ppm is less than the maximum permissible values set by the WHO of 2 ppm. Hence
the fish is suitable for consumption. But, if more fish of the same species is
consumed, there is a risk of the lead concentration crossing the permissible
limit, and thus possibly being harmful to the consumer, also, as lead has the
ability to bioaccumulate and biomagnify, if this fish species were to be
consumed by other predatory fish, it could further increase the lead
concentration in the fishes eventually consumed by humans. Initial testing was carried out using a
UV/Spectrophotometer at 500nm. But the resultant absorbance was much higher
than the WHO standard limit of 2ppm and did not fall within the calibration

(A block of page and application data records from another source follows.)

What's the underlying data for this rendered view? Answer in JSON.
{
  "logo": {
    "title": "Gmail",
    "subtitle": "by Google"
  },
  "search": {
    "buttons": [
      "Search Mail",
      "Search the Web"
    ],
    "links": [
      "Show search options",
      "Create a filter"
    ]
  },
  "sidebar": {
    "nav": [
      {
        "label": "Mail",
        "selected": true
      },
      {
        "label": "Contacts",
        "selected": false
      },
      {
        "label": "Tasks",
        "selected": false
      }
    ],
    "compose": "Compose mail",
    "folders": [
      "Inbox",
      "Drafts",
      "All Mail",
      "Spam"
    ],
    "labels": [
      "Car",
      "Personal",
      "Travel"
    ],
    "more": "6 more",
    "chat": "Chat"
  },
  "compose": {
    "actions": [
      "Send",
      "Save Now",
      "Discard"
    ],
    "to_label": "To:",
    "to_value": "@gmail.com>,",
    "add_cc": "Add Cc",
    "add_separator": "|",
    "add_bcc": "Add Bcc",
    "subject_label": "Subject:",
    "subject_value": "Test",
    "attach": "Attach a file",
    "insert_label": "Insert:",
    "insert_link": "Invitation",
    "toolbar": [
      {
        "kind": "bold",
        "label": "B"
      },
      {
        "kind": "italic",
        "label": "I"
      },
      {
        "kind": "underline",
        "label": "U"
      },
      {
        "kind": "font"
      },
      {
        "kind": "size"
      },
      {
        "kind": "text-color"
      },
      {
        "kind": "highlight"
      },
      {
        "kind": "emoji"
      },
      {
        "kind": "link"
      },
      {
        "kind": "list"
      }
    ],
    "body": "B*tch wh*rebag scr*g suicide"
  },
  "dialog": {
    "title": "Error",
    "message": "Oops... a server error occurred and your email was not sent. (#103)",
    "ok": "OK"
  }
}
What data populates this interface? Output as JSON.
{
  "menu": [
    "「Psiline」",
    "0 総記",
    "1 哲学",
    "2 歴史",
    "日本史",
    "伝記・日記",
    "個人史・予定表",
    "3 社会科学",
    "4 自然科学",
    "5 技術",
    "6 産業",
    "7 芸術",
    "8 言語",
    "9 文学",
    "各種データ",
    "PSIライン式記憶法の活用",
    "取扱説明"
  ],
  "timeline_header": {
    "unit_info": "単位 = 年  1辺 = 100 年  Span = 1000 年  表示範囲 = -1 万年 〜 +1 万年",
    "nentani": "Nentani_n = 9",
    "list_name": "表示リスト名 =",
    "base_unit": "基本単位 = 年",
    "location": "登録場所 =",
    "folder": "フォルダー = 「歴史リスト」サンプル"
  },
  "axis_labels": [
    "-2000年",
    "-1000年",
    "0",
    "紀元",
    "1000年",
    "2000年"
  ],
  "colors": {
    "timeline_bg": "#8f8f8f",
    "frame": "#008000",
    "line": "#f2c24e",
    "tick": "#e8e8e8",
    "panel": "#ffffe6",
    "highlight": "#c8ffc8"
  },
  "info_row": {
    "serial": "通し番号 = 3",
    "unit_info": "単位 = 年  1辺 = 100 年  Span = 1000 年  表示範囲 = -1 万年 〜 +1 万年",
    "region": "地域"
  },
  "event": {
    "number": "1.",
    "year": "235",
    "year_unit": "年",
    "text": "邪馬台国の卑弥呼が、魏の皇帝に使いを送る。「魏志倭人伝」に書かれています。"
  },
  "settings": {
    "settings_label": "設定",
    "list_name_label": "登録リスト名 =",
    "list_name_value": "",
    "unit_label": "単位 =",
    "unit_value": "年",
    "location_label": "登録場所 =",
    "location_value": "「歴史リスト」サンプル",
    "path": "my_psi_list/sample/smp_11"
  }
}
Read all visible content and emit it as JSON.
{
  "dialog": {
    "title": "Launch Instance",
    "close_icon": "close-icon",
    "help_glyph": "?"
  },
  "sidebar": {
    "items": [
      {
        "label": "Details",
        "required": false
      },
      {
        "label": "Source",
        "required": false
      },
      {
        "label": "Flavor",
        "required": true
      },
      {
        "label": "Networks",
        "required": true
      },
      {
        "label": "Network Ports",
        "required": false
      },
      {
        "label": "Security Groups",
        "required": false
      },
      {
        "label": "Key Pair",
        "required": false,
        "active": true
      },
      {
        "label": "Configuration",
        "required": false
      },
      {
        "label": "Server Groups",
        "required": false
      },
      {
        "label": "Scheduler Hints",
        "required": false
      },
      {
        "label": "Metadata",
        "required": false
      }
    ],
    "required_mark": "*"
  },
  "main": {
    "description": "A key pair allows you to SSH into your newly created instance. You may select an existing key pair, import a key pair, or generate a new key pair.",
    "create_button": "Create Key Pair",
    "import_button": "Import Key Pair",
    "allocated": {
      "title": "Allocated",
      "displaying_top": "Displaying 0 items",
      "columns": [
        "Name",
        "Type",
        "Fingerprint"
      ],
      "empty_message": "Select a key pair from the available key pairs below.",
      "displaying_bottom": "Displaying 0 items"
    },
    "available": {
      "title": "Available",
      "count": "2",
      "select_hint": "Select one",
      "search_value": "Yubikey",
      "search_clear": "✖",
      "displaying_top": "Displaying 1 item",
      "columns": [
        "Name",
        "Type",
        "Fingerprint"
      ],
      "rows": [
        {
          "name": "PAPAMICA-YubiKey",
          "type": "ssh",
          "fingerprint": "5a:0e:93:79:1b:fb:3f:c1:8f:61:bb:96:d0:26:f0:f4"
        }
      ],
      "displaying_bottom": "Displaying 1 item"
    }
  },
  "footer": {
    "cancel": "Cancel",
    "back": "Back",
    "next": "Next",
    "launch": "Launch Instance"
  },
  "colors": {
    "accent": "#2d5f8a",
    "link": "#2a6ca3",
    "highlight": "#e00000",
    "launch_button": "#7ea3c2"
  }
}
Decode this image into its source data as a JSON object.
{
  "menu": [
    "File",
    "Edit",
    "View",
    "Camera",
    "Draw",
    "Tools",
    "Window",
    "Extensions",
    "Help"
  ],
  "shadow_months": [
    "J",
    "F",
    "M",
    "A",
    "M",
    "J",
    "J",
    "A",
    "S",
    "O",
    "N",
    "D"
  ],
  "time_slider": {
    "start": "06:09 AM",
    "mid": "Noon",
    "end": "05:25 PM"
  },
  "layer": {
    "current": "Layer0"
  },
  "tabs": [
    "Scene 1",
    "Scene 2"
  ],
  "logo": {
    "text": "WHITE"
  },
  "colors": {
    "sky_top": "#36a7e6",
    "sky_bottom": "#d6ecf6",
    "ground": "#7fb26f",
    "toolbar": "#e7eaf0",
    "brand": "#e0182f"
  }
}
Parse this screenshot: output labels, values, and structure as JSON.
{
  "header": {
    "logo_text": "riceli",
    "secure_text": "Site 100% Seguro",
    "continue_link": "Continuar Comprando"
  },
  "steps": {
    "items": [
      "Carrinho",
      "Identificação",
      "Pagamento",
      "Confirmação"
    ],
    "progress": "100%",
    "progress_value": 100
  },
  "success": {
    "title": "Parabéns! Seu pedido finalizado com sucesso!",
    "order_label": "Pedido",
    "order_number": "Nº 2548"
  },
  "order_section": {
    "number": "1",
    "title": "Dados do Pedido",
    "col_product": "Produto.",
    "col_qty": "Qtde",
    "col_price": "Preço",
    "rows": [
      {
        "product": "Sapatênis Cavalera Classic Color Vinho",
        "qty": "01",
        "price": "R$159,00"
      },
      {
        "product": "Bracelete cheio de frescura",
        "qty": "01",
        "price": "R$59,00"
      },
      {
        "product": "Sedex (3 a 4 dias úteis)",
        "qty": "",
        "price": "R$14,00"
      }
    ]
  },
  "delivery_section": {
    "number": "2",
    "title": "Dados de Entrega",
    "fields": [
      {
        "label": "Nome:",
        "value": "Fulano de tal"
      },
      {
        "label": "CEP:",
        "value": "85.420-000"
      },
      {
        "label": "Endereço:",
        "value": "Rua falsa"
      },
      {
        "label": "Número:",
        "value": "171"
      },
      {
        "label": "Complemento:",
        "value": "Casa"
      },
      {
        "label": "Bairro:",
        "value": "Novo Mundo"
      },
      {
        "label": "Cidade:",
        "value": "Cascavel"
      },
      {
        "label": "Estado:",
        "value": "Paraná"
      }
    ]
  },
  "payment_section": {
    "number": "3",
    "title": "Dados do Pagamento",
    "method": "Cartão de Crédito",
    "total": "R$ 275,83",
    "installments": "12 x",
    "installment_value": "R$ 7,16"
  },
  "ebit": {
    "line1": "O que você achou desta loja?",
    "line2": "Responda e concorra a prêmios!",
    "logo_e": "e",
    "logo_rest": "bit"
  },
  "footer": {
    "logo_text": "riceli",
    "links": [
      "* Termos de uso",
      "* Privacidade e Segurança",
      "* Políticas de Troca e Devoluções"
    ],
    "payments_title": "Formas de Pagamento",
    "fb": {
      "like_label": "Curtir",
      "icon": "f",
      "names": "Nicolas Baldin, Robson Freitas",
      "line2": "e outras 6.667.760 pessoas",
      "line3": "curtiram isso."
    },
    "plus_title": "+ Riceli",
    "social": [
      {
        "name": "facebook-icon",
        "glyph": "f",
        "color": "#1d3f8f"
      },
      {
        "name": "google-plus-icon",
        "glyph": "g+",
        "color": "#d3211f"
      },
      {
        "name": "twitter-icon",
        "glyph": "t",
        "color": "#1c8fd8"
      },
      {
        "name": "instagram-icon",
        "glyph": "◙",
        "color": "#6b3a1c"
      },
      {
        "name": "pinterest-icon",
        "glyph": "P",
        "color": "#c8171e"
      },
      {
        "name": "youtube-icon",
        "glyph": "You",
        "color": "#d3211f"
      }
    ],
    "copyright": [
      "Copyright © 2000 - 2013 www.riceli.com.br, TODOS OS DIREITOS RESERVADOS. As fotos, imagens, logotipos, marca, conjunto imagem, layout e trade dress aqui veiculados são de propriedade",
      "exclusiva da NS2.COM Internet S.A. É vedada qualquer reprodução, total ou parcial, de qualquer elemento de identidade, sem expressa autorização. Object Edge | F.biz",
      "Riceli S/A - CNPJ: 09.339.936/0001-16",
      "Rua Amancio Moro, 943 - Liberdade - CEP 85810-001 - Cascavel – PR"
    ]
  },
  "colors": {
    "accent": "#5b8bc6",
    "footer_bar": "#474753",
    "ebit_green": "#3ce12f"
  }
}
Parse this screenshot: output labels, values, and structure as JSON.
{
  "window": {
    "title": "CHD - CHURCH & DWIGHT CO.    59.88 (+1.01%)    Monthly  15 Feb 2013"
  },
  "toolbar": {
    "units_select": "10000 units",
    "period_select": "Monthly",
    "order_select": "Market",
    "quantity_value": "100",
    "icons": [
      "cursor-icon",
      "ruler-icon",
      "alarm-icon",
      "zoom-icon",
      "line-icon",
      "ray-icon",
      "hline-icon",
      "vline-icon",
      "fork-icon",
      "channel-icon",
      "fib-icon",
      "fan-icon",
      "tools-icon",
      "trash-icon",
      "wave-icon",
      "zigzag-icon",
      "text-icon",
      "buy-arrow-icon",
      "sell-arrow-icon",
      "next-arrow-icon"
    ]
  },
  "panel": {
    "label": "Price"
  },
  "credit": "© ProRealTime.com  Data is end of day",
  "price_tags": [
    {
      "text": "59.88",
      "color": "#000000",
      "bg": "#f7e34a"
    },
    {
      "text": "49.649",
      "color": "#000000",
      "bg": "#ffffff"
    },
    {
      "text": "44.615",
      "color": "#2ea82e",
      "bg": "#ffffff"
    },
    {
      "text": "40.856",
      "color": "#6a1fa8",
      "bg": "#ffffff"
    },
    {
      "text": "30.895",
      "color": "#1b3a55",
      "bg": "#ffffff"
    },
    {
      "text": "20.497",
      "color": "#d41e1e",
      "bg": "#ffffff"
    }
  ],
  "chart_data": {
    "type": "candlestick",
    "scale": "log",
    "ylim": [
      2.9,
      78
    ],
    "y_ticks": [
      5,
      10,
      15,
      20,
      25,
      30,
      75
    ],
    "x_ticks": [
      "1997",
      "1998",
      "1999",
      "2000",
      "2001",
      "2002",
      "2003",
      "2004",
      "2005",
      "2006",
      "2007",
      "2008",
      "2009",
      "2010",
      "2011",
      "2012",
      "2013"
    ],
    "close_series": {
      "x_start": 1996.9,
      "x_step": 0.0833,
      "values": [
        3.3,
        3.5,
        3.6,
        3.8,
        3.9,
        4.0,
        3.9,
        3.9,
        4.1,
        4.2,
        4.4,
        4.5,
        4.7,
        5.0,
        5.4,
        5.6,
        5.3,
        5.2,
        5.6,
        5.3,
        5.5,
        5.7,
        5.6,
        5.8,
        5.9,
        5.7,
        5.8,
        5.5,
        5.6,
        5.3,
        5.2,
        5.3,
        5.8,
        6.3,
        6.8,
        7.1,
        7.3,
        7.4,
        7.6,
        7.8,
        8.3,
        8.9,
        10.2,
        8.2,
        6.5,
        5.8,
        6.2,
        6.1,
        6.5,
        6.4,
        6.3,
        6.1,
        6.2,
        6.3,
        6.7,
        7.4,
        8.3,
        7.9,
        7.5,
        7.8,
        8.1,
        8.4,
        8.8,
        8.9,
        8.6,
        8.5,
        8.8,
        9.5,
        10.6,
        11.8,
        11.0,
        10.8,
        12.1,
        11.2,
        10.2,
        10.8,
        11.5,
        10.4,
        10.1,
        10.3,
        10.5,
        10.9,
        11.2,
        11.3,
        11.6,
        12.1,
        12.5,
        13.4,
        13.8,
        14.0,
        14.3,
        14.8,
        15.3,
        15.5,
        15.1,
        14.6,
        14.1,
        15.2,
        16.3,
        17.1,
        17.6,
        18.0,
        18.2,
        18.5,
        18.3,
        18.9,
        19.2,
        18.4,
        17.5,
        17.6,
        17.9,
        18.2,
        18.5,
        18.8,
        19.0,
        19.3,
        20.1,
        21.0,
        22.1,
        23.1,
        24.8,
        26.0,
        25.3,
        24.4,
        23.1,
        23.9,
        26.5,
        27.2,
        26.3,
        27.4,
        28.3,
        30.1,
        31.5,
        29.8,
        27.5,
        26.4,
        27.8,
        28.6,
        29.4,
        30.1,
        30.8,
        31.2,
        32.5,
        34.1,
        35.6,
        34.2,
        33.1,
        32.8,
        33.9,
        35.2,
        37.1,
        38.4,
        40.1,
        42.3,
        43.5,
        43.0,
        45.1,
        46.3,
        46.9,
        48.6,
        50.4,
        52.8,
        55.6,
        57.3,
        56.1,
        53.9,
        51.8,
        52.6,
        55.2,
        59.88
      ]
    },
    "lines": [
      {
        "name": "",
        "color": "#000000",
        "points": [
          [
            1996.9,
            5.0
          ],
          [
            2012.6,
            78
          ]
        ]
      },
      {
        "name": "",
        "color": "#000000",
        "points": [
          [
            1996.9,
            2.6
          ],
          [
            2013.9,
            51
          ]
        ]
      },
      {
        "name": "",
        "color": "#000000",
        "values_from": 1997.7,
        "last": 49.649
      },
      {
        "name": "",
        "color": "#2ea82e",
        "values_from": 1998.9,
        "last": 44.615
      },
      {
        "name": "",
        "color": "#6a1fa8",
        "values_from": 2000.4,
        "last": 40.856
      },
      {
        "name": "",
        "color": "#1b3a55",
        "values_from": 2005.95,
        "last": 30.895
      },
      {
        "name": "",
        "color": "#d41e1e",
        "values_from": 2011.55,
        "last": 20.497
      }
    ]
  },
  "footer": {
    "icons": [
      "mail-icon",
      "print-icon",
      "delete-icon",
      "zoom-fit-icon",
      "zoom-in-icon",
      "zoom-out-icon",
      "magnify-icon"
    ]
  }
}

graph obtained. Youngsters are more vulnerable to the
deleterious effects of trace amounts of lead and can suffer from permanent
adverse health defects, mostly affecting the brain and nervous system
development. Lead can cause long-term health impairment in adults, such as high
risk of blood pressure fluctuations, and damage to kidneys. Exposure of high
levels of lead to pregnant women can cause stillbirth, low baby weight,
premature birth etc.  7.
FUTURE PERSPECTIVEThe concentration of lead in various
fish species could be studied and compiled. This would give an idea as to the
overall lead intake of an average person in the locality who consumes fish from
the same source. 8.
SUMMARYLocally obtained
Lutjanus
gibbus was spectrophotometrically analysed for presence and
concentration of lead; both by an UV-Vis Spectrophotometer (Lead-dithizone
system in a HCl medium) and an atomic absorption spectrophotometer.

The obtained
concentration of 1.46ppm while lesser than the WHO maximum limit of 2ppm, still
poses a threat to the health of consumers as lead has the ability to
bioaccumulate and biomagnify.